People often write about the challenges of having a child with autism. Yes, it can be hard. But not how people think. For me — and I can only speak for myself — it’s hard when my son faces challenges. It’s hard when I have to fight for services that should be a given. It’s hard when the insurance companies don’t pay for what we need or when a provider doesn’t take our insurance. Other’s people ignorance is hard. But my son, he is a joy. He is a bright light in a dark tunnel. He is the life preserver I need when I am drowning in the system.
Here are the eight best ways my son with autism brings me joy:
1. To people driving by, my yard looks like it’s full of weeds: dandelions, clover and the like. To my son, it’s a field of beautiful flowers that he picks for me as soon as they pop up in spring until the last days of fall.
2. When he is excited, he jumps so high and flaps so hard that I think he’s going to break something one day. How many times can you say you were that excited? Over a TV commercial? Or breakfast? Or popcorn popping? Or a red crayon?
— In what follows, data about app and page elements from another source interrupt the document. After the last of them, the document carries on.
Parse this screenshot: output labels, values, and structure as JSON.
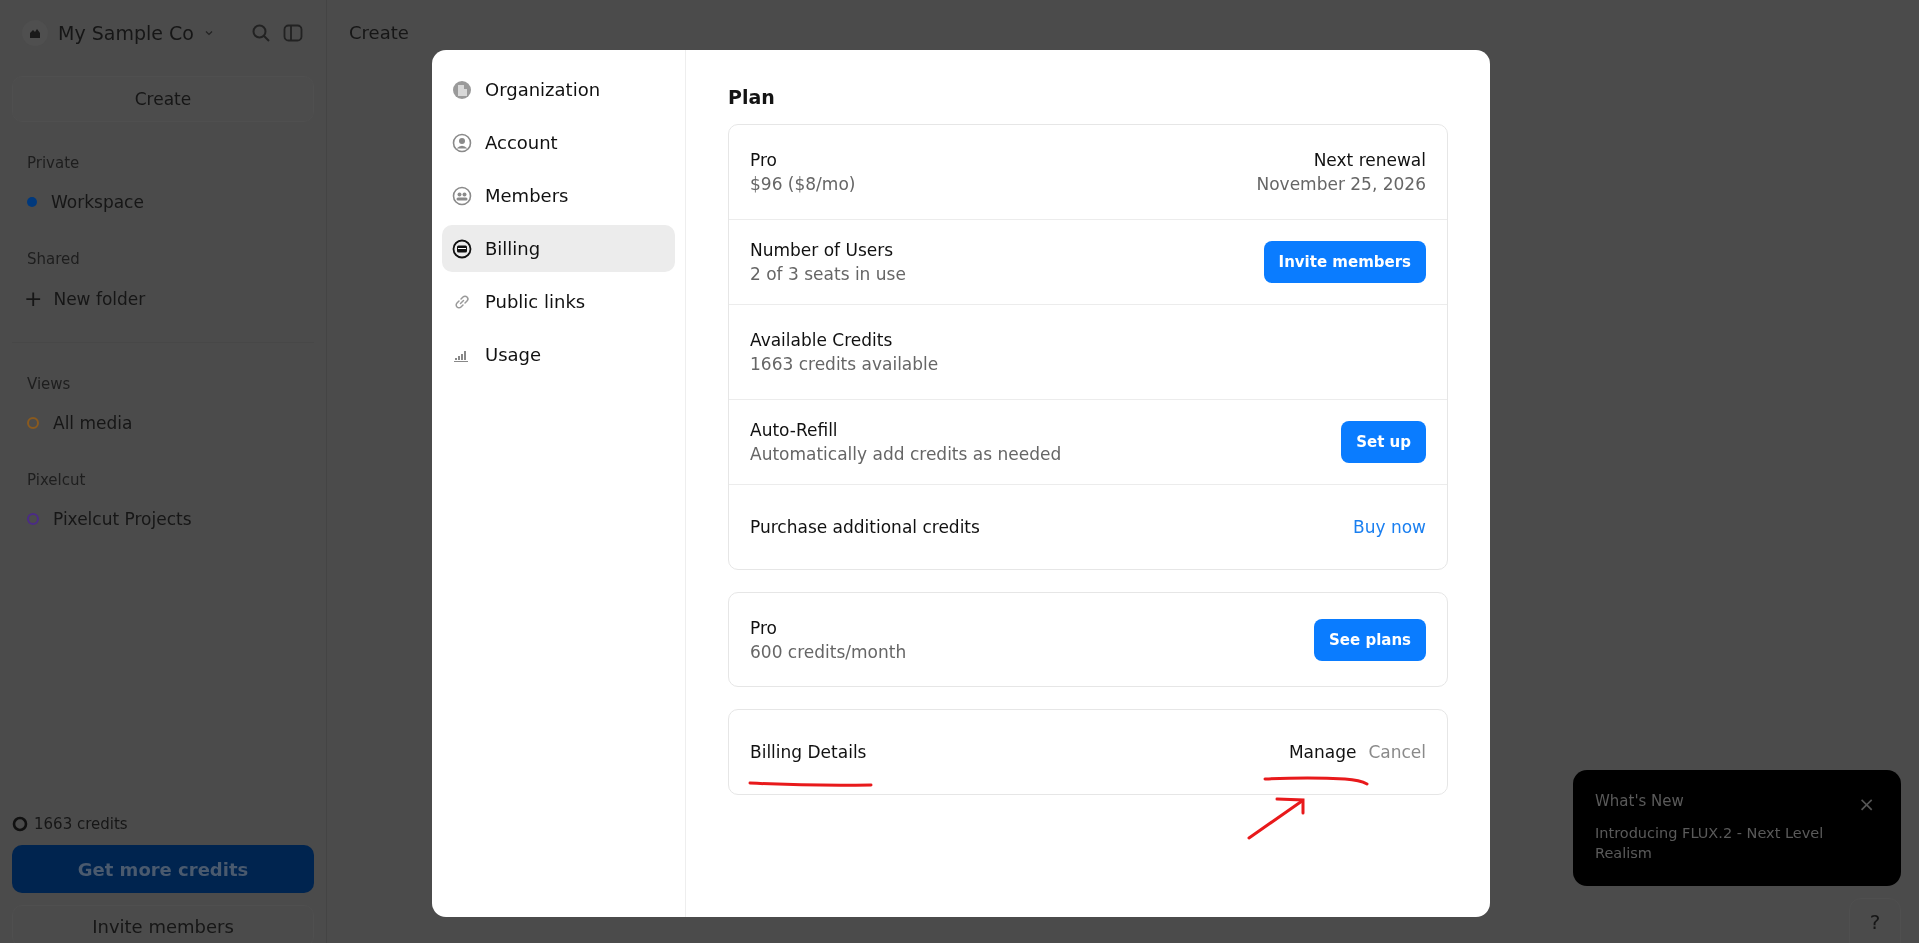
{
  "sidebar": {
    "workspace_name": "My Sample Co",
    "create_button": "Create",
    "sections": [
      {
        "heading": "Private",
        "items": [
          {
            "kind": "dot",
            "label": "Workspace",
            "color": "#00397d"
          }
        ]
      },
      {
        "heading": "Shared",
        "items": [
          {
            "kind": "add",
            "icon_text": "+",
            "label": "New folder"
          }
        ]
      },
      {
        "heading": "Views",
        "items": [
          {
            "kind": "ring",
            "label": "All media",
            "color": "#8a5a1e"
          }
        ]
      },
      {
        "heading": "Pixelcut",
        "items": [
          {
            "kind": "ring",
            "label": "Pixelcut Projects",
            "color": "#4b2b86"
          }
        ]
      }
    ],
    "credits": "1663 credits",
    "primary_button": "Get more credits",
    "secondary_button": "Invite members"
  },
  "header": {
    "title": "Create"
  },
  "settings_dialog": {
    "nav": [
      {
        "label": "Organization",
        "selected": false
      },
      {
        "label": "Account",
        "selected": false
      },
      {
        "label": "Members",
        "selected": false
      },
      {
        "label": "Billing",
        "selected": true
      },
      {
        "label": "Public links",
        "selected": false
      },
      {
        "label": "Usage",
        "selected": false
      }
    ],
    "section_title": "Plan",
    "plan_card": [
      {
        "title": "Pro",
        "subtitle": "$96 ($8/mo)",
        "right_title": "Next renewal",
        "right_subtitle": "November 25, 2026"
      },
      {
        "title": "Number of Users",
        "subtitle": "2 of 3 seats in use",
        "action": {
          "kind": "button",
          "label": "Invite members"
        }
      },
      {
        "title": "Available Credits",
        "subtitle": "1663 credits available"
      },
      {
        "title": "Auto-Refill",
        "subtitle": "Automatically add credits as needed",
        "action": {
          "kind": "button",
          "label": "Set up"
        }
      },
      {
        "title": "Purchase additional credits",
        "action": {
          "kind": "link",
          "label": "Buy now"
        }
      }
    ],
    "tier_card": {
      "title": "Pro",
      "subtitle": "600 credits/month",
      "action": {
        "kind": "button",
        "label": "See plans"
      }
    },
    "billing_card": {
      "title": "Billing Details",
      "actions": [
        {
          "kind": "text",
          "label": "Manage"
        },
        {
          "kind": "muted",
          "label": "Cancel"
        }
      ]
    }
  },
  "toast": {
    "heading": "What's New",
    "message": "Introducing FLUX.2 - Next Level Realism",
    "close": "×"
  },
  "help_button": "?"
}
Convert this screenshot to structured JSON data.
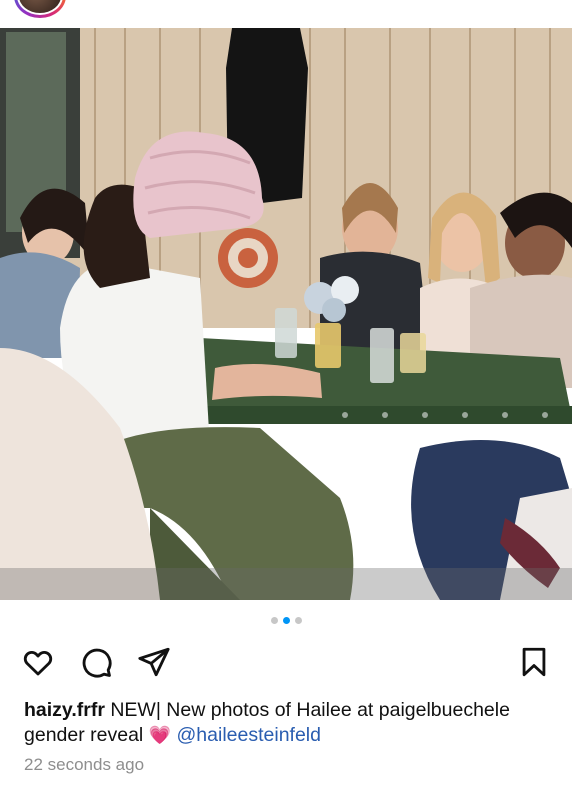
{
  "post": {
    "username": "haizy.frfr",
    "caption_text": "NEW| New photos of Hailee at paigelbuechele gender reveal",
    "emoji": "💗",
    "mention": "@haileesteinfeld",
    "timestamp": "22 seconds ago"
  },
  "carousel": {
    "total": 3,
    "active_index": 1
  },
  "icons": {
    "like": "heart-outline-icon",
    "comment": "comment-bubble-icon",
    "share": "paper-plane-icon",
    "save": "bookmark-outline-icon"
  },
  "colors": {
    "accent": "#0095f6",
    "inactive_dot": "#c7c7c7",
    "mention": "#2a5db0",
    "timestamp": "#8e8e8e"
  }
}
3. How many times do you say, “This is the best day ever!” after a trip to Wendy’s or McDonalds? He says it almost every time we go there.
4. When is the last time you flapped yourself right out of your chair at the movies or stood up, jumped up and down (while flapping) and clapped because the movie was that fantastic? He did last week.
5. Can you repeat every word of every episode of your favorite TV show? My son can. And movies. It’s pretty cool. You can do that, you say? Can you mimic every sound and voice? He sounds just like Merida in “Brave” or Wall-E. I’m totally jealous.
6. He can draw scenes from any show he loves, too. Intricate scenes. He pauses the video and copies it with the detail of a master artist but in pencil and crayon. He even taught himself cursive from an episode of “Gravity Falls.” I painstakingly learned cursive from Sister Carmen in second grade.
7. He can smell chocolate on my breath from three feet away because he has super smell, one of his super powers. No joke. I can’t sneak anything past this kid in the house and I love it. I now have a partner in crime.
8. Most importantly, he doesn’t initiate conversation unless he means it. Really means it. So when he voluntarily says, “Mom, I love you!” he means it from the bottom of his little heart. He feels it with every fiber of his being every time he says it. They’re the most beautiful words I can hear. It took years to hear it, and I cherish it every time he says it. He also says it when he kisses my shoulder, or shares his art or turns on my favorite Christmas movie to watch together (even if he falls asleep every time we watch it). Each time he does these things, it means he loves me, he trusts me and I am his “#1 favorite person in the whole world.”
The Mighty is asking the following: Create a list-style story of your choice in regards to disability, disease or illness. It can be lighthearted and funny or more serious — whatever inspires you. Be sure to include at least one intro paragraph for your list. If you’d like to participate, please send a blog post to [email protected] Please include a photo for the piece, a photo of yourself and 1-2 sentence bio. Check out our Share Your Story page for more about our submission guidelines.